How to complete this task: If a line in the material below has the word "Hello", copy it.

Entries provided:
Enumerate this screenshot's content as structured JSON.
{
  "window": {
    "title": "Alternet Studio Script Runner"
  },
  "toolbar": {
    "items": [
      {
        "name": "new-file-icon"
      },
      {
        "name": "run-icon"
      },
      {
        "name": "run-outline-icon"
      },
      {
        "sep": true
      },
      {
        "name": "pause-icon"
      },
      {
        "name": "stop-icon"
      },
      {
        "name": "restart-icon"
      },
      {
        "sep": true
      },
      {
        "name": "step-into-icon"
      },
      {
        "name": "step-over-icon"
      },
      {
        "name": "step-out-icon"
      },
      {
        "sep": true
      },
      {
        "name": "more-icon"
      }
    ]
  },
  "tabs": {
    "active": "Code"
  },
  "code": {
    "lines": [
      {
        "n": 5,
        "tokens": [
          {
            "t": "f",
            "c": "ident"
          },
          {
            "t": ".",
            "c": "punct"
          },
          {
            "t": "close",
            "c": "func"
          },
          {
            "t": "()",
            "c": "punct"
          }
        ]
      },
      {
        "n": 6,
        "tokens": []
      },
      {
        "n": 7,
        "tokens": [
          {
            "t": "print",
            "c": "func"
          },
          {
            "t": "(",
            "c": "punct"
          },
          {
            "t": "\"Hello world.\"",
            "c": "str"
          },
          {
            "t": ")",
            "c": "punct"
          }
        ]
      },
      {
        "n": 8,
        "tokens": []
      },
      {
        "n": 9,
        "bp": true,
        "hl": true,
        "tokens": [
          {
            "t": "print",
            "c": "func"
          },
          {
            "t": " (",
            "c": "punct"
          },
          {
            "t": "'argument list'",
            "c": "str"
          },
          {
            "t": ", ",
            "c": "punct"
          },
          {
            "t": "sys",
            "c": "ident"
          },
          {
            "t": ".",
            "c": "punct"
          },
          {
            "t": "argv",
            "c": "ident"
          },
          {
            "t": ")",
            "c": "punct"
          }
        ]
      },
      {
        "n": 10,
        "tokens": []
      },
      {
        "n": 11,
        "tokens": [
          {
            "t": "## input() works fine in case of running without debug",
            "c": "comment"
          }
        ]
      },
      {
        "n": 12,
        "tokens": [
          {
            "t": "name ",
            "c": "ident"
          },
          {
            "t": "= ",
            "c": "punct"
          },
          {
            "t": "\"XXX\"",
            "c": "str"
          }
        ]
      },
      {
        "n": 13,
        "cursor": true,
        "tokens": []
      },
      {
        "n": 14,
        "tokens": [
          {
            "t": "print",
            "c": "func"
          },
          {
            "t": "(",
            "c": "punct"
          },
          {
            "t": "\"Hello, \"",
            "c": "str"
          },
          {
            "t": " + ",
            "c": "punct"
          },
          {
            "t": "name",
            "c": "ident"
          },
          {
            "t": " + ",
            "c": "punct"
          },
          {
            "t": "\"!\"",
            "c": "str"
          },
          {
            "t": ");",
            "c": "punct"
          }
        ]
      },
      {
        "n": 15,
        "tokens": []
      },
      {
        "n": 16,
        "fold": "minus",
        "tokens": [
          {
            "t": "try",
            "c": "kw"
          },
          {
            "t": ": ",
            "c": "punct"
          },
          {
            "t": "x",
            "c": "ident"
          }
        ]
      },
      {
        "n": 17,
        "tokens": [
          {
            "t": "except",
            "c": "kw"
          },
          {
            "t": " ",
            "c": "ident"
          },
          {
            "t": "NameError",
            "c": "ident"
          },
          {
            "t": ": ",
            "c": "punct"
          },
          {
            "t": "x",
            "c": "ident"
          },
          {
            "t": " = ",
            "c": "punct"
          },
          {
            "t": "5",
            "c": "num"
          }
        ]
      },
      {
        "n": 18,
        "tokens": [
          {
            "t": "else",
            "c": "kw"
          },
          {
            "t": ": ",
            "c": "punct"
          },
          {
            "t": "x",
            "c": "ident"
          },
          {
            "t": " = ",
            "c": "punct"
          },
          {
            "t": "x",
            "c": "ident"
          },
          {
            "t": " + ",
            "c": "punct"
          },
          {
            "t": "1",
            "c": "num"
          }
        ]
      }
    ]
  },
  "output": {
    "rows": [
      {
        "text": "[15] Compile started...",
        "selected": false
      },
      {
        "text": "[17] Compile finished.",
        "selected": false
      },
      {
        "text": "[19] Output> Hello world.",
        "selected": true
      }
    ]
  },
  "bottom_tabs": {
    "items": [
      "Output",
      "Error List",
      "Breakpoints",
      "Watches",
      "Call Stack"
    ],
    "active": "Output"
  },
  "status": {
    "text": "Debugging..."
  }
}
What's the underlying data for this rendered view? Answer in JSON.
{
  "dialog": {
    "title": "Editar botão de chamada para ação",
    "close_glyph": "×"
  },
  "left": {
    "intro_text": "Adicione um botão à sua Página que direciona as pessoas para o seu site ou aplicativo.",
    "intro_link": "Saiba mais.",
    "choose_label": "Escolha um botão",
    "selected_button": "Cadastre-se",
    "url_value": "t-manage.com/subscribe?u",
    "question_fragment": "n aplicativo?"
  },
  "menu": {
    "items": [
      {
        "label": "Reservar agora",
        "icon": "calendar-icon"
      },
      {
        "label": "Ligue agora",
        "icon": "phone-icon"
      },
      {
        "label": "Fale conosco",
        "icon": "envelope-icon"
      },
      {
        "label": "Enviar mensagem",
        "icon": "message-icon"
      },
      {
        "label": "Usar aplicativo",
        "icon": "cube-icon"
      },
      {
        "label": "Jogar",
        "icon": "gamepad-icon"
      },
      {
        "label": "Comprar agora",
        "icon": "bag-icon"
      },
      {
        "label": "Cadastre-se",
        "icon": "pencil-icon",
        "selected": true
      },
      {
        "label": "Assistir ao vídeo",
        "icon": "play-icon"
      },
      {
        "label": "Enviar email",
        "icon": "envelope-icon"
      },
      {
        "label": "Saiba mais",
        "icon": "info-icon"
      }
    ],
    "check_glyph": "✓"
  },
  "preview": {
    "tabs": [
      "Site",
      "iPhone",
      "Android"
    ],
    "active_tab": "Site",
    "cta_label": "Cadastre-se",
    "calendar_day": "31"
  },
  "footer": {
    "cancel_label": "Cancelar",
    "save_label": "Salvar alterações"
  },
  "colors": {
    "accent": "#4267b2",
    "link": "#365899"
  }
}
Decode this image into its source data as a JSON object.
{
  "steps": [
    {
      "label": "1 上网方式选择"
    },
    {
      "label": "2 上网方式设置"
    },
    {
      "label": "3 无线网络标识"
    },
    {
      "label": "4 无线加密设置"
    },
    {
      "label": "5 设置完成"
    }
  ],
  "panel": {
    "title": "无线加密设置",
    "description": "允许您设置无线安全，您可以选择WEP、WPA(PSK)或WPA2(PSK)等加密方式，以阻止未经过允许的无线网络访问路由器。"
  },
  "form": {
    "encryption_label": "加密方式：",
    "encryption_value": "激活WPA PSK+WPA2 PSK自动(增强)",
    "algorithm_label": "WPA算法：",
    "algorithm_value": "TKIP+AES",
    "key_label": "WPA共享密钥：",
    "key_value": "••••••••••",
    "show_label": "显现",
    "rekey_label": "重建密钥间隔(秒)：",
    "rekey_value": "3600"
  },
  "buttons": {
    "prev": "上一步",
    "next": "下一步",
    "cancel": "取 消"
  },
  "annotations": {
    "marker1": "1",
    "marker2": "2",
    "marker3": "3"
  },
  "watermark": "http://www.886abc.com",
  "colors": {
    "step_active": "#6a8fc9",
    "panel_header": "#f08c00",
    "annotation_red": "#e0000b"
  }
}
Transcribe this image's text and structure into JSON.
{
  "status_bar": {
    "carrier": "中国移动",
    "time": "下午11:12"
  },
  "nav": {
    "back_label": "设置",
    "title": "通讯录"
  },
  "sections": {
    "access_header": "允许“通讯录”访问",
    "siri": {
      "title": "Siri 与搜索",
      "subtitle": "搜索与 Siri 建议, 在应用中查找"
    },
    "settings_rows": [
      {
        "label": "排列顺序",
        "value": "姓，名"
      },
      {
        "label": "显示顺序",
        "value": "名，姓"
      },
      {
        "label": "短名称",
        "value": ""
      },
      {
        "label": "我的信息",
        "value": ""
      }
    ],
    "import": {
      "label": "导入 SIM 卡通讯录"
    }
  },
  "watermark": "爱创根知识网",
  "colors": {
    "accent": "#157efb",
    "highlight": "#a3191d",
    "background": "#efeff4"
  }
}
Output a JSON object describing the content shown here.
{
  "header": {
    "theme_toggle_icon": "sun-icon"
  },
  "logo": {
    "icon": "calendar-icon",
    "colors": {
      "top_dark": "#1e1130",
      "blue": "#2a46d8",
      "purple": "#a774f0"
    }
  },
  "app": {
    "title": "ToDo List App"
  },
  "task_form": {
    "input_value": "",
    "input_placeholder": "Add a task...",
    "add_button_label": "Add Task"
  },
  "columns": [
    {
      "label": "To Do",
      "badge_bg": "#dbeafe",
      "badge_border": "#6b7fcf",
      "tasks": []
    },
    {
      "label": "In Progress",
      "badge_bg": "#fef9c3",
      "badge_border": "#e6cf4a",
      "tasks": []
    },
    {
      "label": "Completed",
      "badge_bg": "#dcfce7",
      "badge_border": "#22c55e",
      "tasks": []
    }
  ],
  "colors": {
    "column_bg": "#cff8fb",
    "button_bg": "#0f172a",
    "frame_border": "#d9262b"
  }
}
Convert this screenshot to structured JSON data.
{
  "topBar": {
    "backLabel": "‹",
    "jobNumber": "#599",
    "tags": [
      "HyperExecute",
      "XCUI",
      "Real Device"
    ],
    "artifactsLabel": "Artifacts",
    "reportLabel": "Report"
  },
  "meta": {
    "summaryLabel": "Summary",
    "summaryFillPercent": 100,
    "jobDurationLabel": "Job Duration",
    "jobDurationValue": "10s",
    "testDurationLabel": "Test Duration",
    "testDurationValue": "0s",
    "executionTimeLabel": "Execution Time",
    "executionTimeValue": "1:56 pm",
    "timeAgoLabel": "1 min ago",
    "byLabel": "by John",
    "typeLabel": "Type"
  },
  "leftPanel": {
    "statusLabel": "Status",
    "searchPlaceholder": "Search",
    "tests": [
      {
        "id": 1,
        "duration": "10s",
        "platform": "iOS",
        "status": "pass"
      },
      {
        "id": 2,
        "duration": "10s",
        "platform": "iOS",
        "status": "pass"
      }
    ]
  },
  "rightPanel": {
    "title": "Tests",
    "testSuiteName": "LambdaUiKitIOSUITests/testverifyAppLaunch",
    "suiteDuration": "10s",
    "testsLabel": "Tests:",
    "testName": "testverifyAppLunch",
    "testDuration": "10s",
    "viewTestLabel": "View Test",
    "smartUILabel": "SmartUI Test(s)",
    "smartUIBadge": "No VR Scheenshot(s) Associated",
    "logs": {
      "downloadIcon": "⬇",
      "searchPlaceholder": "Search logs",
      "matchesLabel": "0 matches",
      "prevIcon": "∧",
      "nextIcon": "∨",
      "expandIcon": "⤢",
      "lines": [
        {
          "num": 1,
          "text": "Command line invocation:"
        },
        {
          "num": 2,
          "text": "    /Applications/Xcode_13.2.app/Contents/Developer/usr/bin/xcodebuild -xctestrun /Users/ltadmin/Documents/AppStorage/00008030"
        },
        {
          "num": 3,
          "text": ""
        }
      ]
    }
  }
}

Written solution:
            "t": "\"Hello world.\"",
            "t": "\"Hello, \"",
        "text": "[19] Output> Hello world.",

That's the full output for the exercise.